[[ Record extracts open ]]

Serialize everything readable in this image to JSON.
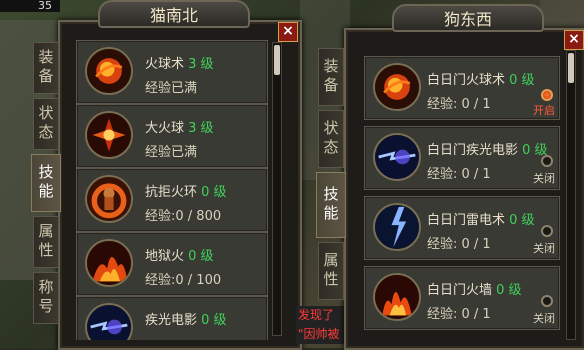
{
  "hud": {
    "level": "35"
  },
  "left_panel": {
    "title": "猫南北",
    "close": "×",
    "tabs": [
      "装备",
      "状态",
      "技能",
      "属性",
      "称号"
    ],
    "active_tab": 2,
    "skills": [
      {
        "name": "火球术",
        "level": "3 级",
        "exp": "经验已满",
        "icon": "fireball-icon"
      },
      {
        "name": "大火球",
        "level": "3 级",
        "exp": "经验已满",
        "icon": "big-fireball-icon"
      },
      {
        "name": "抗拒火环",
        "level": "0 级",
        "exp": "经验:0 / 800",
        "icon": "fire-ring-icon"
      },
      {
        "name": "地狱火",
        "level": "0 级",
        "exp": "经验:0 / 100",
        "icon": "hellfire-icon"
      },
      {
        "name": "疾光电影",
        "level": "0 级",
        "exp": "",
        "icon": "lightning-beam-icon"
      }
    ]
  },
  "right_panel": {
    "title": "狗东西",
    "close": "×",
    "tabs": [
      "装备",
      "状态",
      "技能",
      "属性"
    ],
    "active_tab": 2,
    "skills": [
      {
        "name": "白日门火球术",
        "level": "0 级",
        "exp": "经验: 0 / 1",
        "toggle": "开启",
        "on": true,
        "icon": "fireball-icon"
      },
      {
        "name": "白日门疾光电影",
        "level": "0 级",
        "exp": "经验: 0 / 1",
        "toggle": "关闭",
        "on": false,
        "icon": "lightning-beam-icon"
      },
      {
        "name": "白日门雷电术",
        "level": "0 级",
        "exp": "经验: 0 / 1",
        "toggle": "关闭",
        "on": false,
        "icon": "thunder-icon"
      },
      {
        "name": "白日门火墙",
        "level": "0 级",
        "exp": "经验: 0 / 1",
        "toggle": "关闭",
        "on": false,
        "icon": "firewall-icon"
      }
    ]
  },
  "chat": {
    "lines": [
      "发现了",
      "\"因帅被"
    ]
  },
  "colors": {
    "level_green": "#3fd15b",
    "toggle_on": "#ff5a3a",
    "close_red": "#8a1a12"
  }
}
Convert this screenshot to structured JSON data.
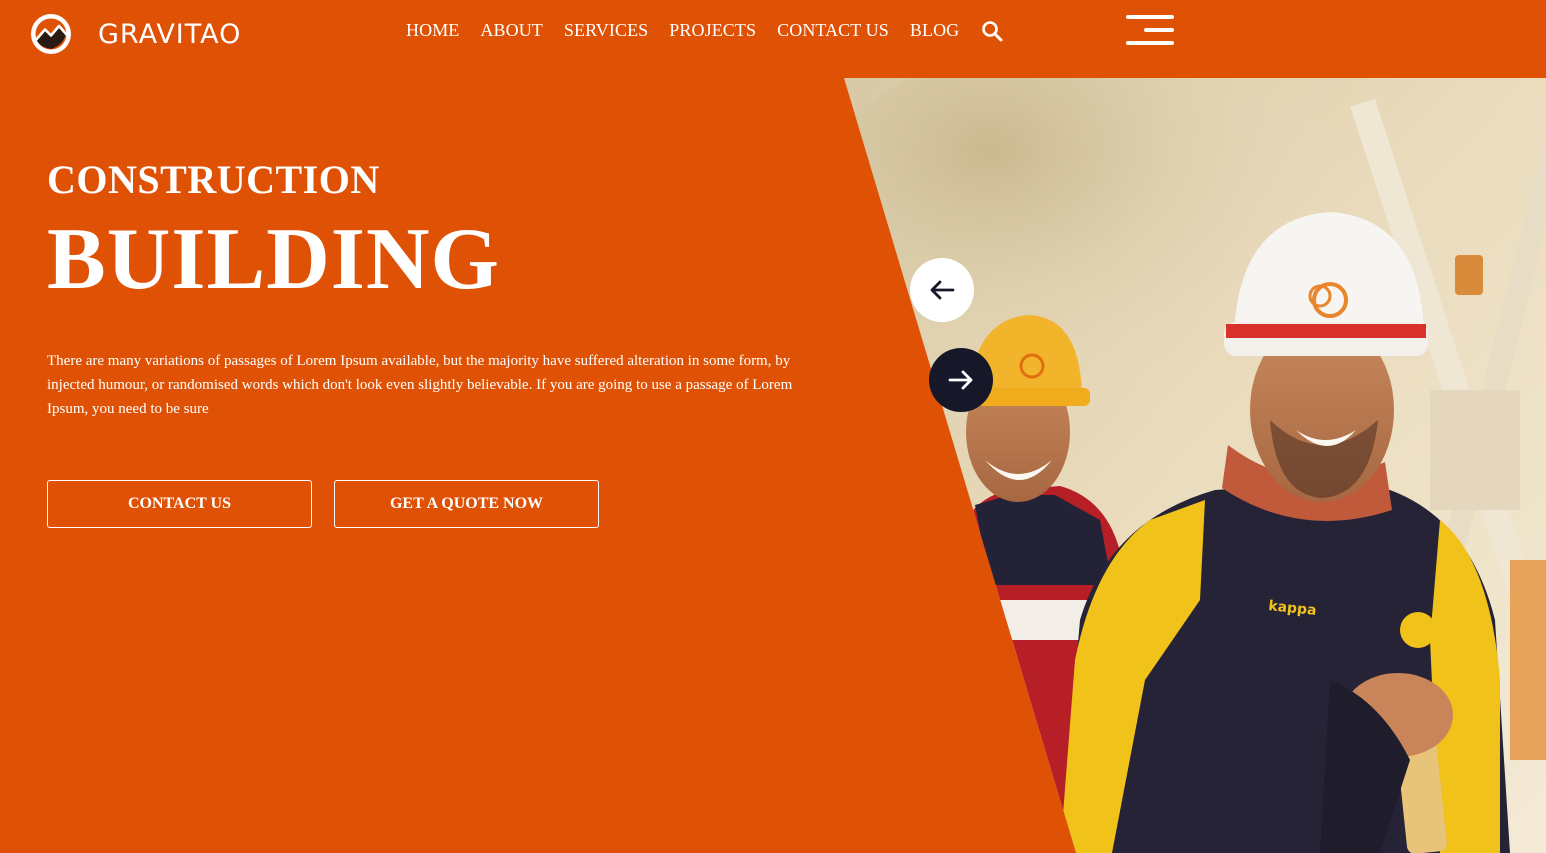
{
  "brand": {
    "name": "GRAVITAO",
    "logo_icon": "mountain-logo-icon"
  },
  "nav": {
    "items": [
      "HOME",
      "ABOUT",
      "SERVICES",
      "PROJECTS",
      "CONTACT US",
      "BLOG"
    ],
    "search_icon": "search-icon",
    "menu_icon": "hamburger-menu-icon"
  },
  "hero": {
    "kicker": "CONSTRUCTION",
    "title": "BUILDING",
    "description": "There are many variations of passages of Lorem Ipsum available, but the majority have suffered alteration in some form, by injected humour, or randomised words which don't look even slightly believable. If you are going to use a passage of Lorem Ipsum, you need to be sure",
    "buttons": {
      "contact": "CONTACT US",
      "quote": "GET A QUOTE NOW"
    }
  },
  "slider": {
    "prev_icon": "arrow-left-icon",
    "next_icon": "arrow-right-icon"
  },
  "colors": {
    "primary": "#df5205",
    "dark": "#17172a",
    "text": "#ffffff"
  }
}
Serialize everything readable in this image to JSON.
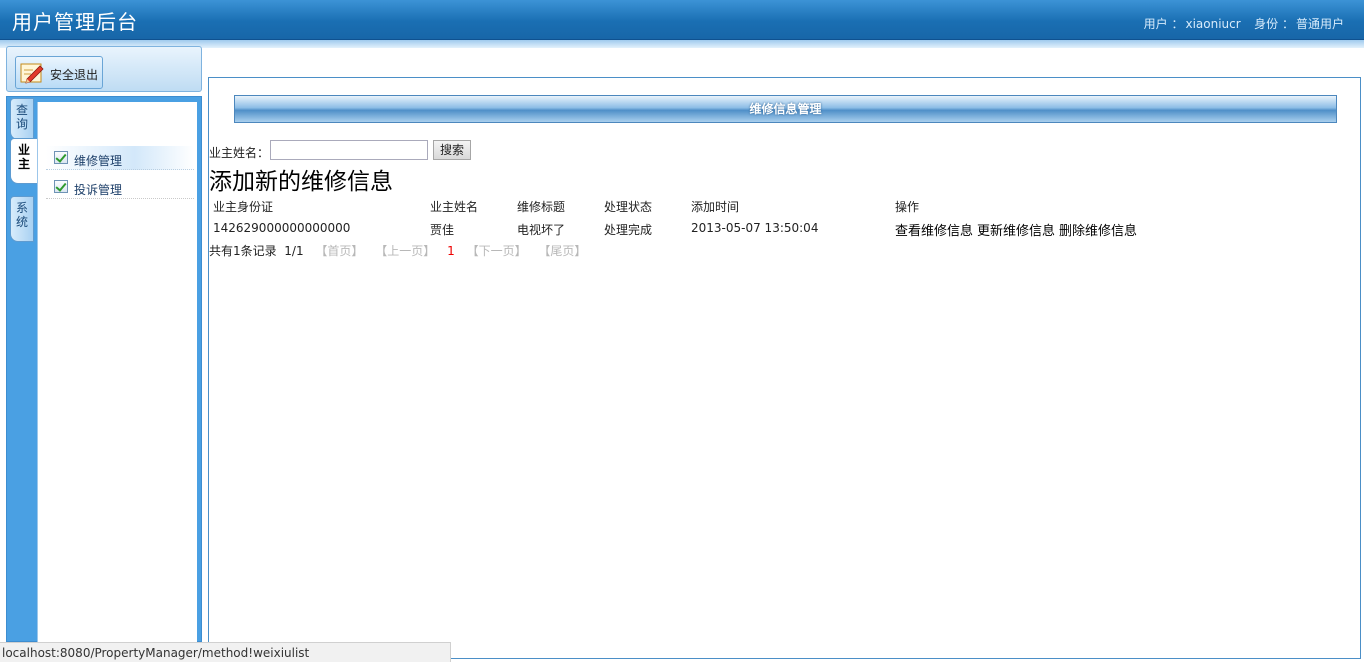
{
  "header": {
    "title": "用户管理后台",
    "user_label": "用户 ：",
    "username": "xiaoniucr",
    "role_label": "身份 ：",
    "role": "普通用户"
  },
  "sidebar": {
    "logout_label": "安全退出",
    "tabs": [
      {
        "label": "查询"
      },
      {
        "label": "业主"
      },
      {
        "label": "系统"
      }
    ],
    "menu": [
      {
        "label": "维修管理"
      },
      {
        "label": "投诉管理"
      }
    ]
  },
  "main": {
    "section_title": "维修信息管理",
    "search": {
      "label": "业主姓名：",
      "value": "",
      "button": "搜索"
    },
    "add_link": "添加新的维修信息",
    "table": {
      "headers": [
        "业主身份证",
        "业主姓名",
        "维修标题",
        "处理状态",
        "添加时间",
        "操作"
      ],
      "rows": [
        {
          "id_card": "142629000000000000",
          "name": "贾佳",
          "title": "电视坏了",
          "status": "处理完成",
          "time": "2013-05-07 13:50:04",
          "ops": [
            "查看维修信息",
            "更新维修信息",
            "删除维修信息"
          ]
        }
      ]
    },
    "pager": {
      "summary": "共有1条记录",
      "page": "1/1",
      "first": "【首页】",
      "prev": "【上一页】",
      "current": "1",
      "next": "【下一页】",
      "last": "【尾页】"
    }
  },
  "statusbar": {
    "url": "localhost:8080/PropertyManager/method!weixiulist"
  },
  "colors": {
    "header": "#1a6fb3",
    "nav": "#4aa0e3",
    "accent": "#4f8fc8"
  },
  "icons": {
    "logout": "pencil-edit-icon",
    "menu": "checkbox-icon"
  }
}
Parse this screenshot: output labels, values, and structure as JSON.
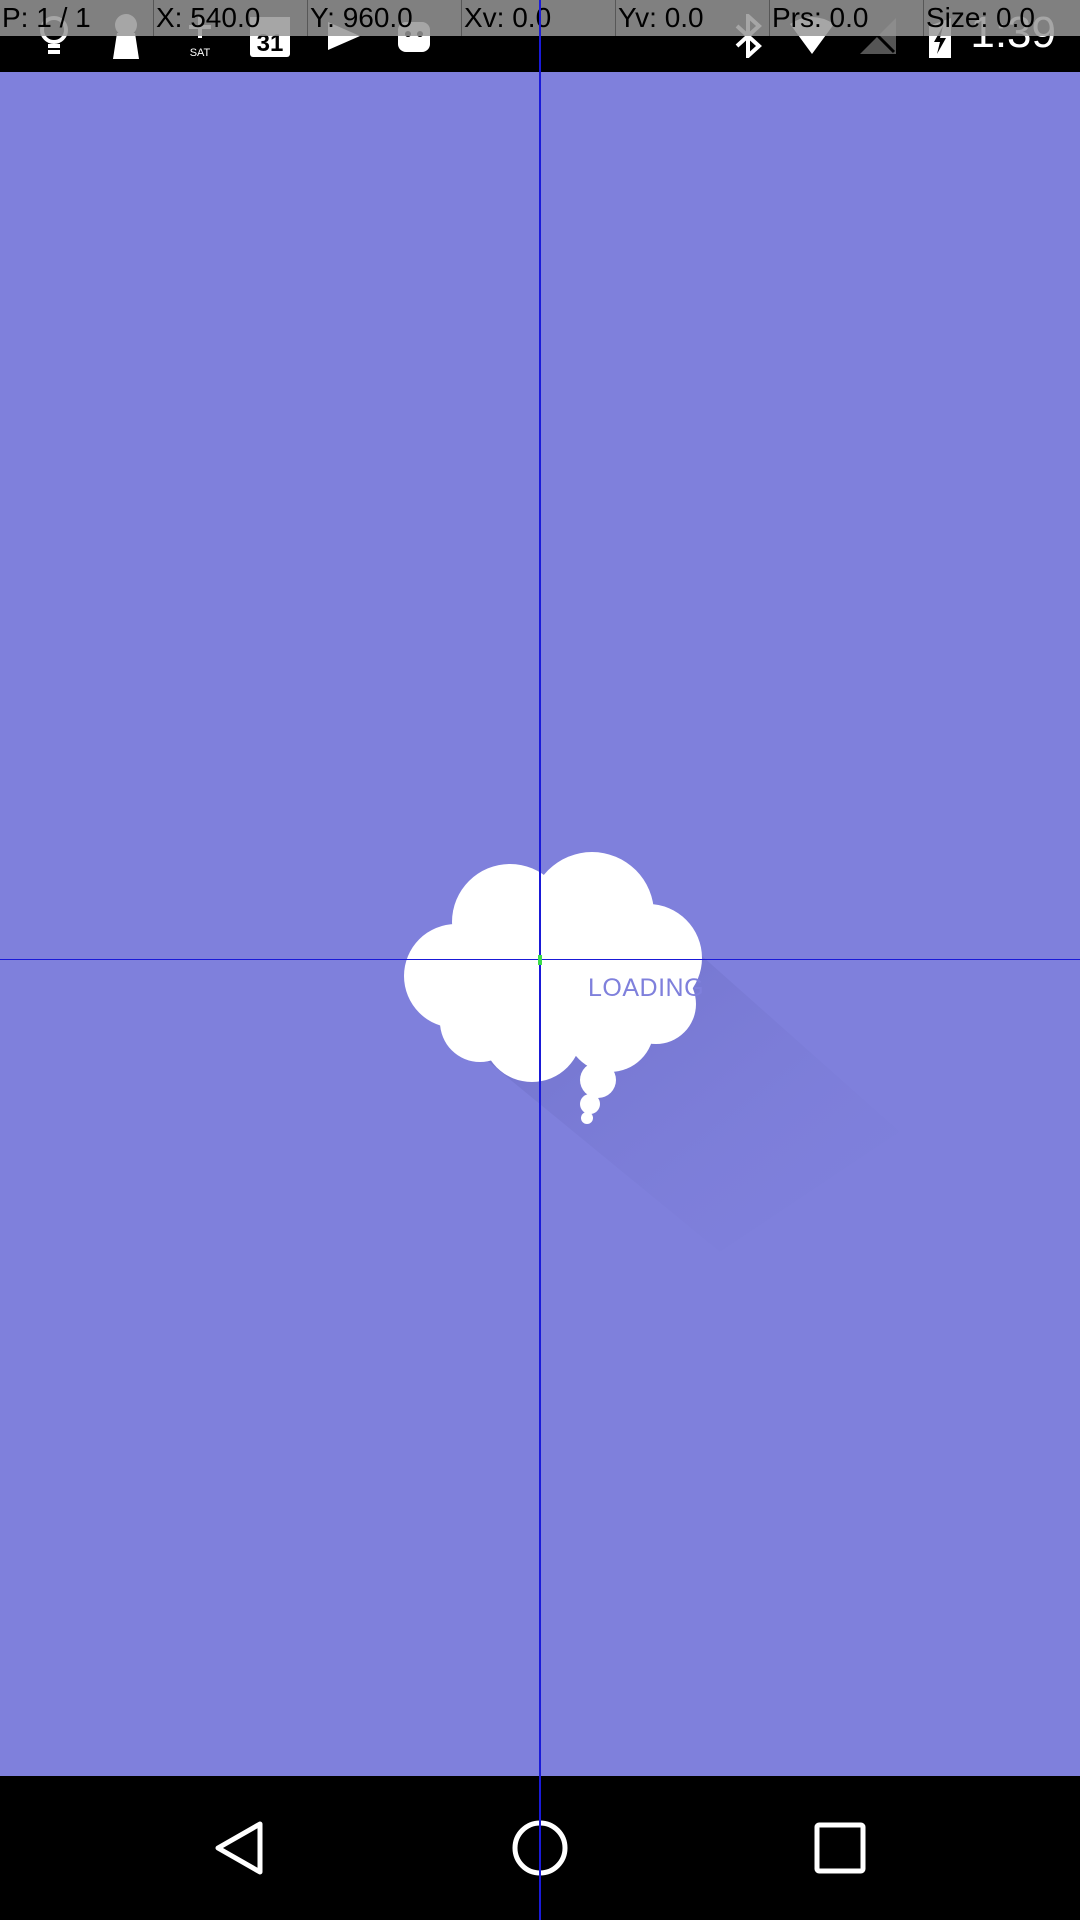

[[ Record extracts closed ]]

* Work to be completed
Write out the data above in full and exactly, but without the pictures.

* Written solution
Serialize everything readable in this image to JSON.
{
  "hud": {
    "level": "35"
  },
  "left_panel": {
    "title": "猫南北",
    "close": "×",
    "tabs": [
      "装备",
      "状态",
      "技能",
      "属性",
      "称号"
    ],
    "active_tab": 2,
    "skills": [
      {
        "name": "火球术",
        "level": "3 级",
        "exp": "经验已满",
        "icon": "fireball-icon"
      },
      {
        "name": "大火球",
        "level": "3 级",
        "exp": "经验已满",
        "icon": "big-fireball-icon"
      },
      {
        "name": "抗拒火环",
        "level": "0 级",
        "exp": "经验:0 / 800",
        "icon": "fire-ring-icon"
      },
      {
        "name": "地狱火",
        "level": "0 级",
        "exp": "经验:0 / 100",
        "icon": "hellfire-icon"
      },
      {
        "name": "疾光电影",
        "level": "0 级",
        "exp": "",
        "icon": "lightning-beam-icon"
      }
    ]
  },
  "right_panel": {
    "title": "狗东西",
    "close": "×",
    "tabs": [
      "装备",
      "状态",
      "技能",
      "属性"
    ],
    "active_tab": 2,
    "skills": [
      {
        "name": "白日门火球术",
        "level": "0 级",
        "exp": "经验: 0 / 1",
        "toggle": "开启",
        "on": true,
        "icon": "fireball-icon"
      },
      {
        "name": "白日门疾光电影",
        "level": "0 级",
        "exp": "经验: 0 / 1",
        "toggle": "关闭",
        "on": false,
        "icon": "lightning-beam-icon"
      },
      {
        "name": "白日门雷电术",
        "level": "0 级",
        "exp": "经验: 0 / 1",
        "toggle": "关闭",
        "on": false,
        "icon": "thunder-icon"
      },
      {
        "name": "白日门火墙",
        "level": "0 级",
        "exp": "经验: 0 / 1",
        "toggle": "关闭",
        "on": false,
        "icon": "firewall-icon"
      }
    ]
  },
  "chat": {
    "lines": [
      "发现了",
      "\"因帅被"
    ]
  },
  "colors": {
    "level_green": "#3fd15b",
    "toggle_on": "#ff5a3a",
    "close_red": "#8a1a12"
  }
}
Convert this screenshot to structured JSON data.
{
  "brand": {
    "name": "GRAVITAO",
    "logo_icon": "mountain-logo-icon"
  },
  "nav": {
    "items": [
      "HOME",
      "ABOUT",
      "SERVICES",
      "PROJECTS",
      "CONTACT US",
      "BLOG"
    ],
    "search_icon": "search-icon",
    "menu_icon": "hamburger-menu-icon"
  },
  "hero": {
    "kicker": "CONSTRUCTION",
    "title": "BUILDING",
    "description": "There are many variations of passages of Lorem Ipsum available, but the majority have suffered alteration in some form, by injected humour, or randomised words which don't look even slightly believable. If you are going to use a passage of Lorem Ipsum, you need to be sure",
    "buttons": {
      "contact": "CONTACT US",
      "quote": "GET A QUOTE NOW"
    }
  },
  "slider": {
    "prev_icon": "arrow-left-icon",
    "next_icon": "arrow-right-icon"
  },
  "colors": {
    "primary": "#df5205",
    "dark": "#17172a",
    "text": "#ffffff"
  }
}
Serialize everything readable in this image to JSON.
{
  "header": {
    "title": "用户管理后台",
    "user_label": "用户 ：",
    "username": "xiaoniucr",
    "role_label": "身份 ：",
    "role": "普通用户"
  },
  "sidebar": {
    "logout_label": "安全退出",
    "tabs": [
      {
        "label": "查询"
      },
      {
        "label": "业主"
      },
      {
        "label": "系统"
      }
    ],
    "menu": [
      {
        "label": "维修管理"
      },
      {
        "label": "投诉管理"
      }
    ]
  },
  "main": {
    "section_title": "维修信息管理",
    "search": {
      "label": "业主姓名：",
      "value": "",
      "button": "搜索"
    },
    "add_link": "添加新的维修信息",
    "table": {
      "headers": [
        "业主身份证",
        "业主姓名",
        "维修标题",
        "处理状态",
        "添加时间",
        "操作"
      ],
      "rows": [
        {
          "id_card": "142629000000000000",
          "name": "贾佳",
          "title": "电视坏了",
          "status": "处理完成",
          "time": "2013-05-07 13:50:04",
          "ops": [
            "查看维修信息",
            "更新维修信息",
            "删除维修信息"
          ]
        }
      ]
    },
    "pager": {
      "summary": "共有1条记录",
      "page": "1/1",
      "first": "【首页】",
      "prev": "【上一页】",
      "current": "1",
      "next": "【下一页】",
      "last": "【尾页】"
    }
  },
  "statusbar": {
    "url": "localhost:8080/PropertyManager/method!weixiulist"
  },
  "colors": {
    "header": "#1a6fb3",
    "nav": "#4aa0e3",
    "accent": "#4f8fc8"
  },
  "icons": {
    "logout": "pencil-edit-icon",
    "menu": "checkbox-icon"
  }
}
Parse this screenshot: output labels, values, and structure as JSON.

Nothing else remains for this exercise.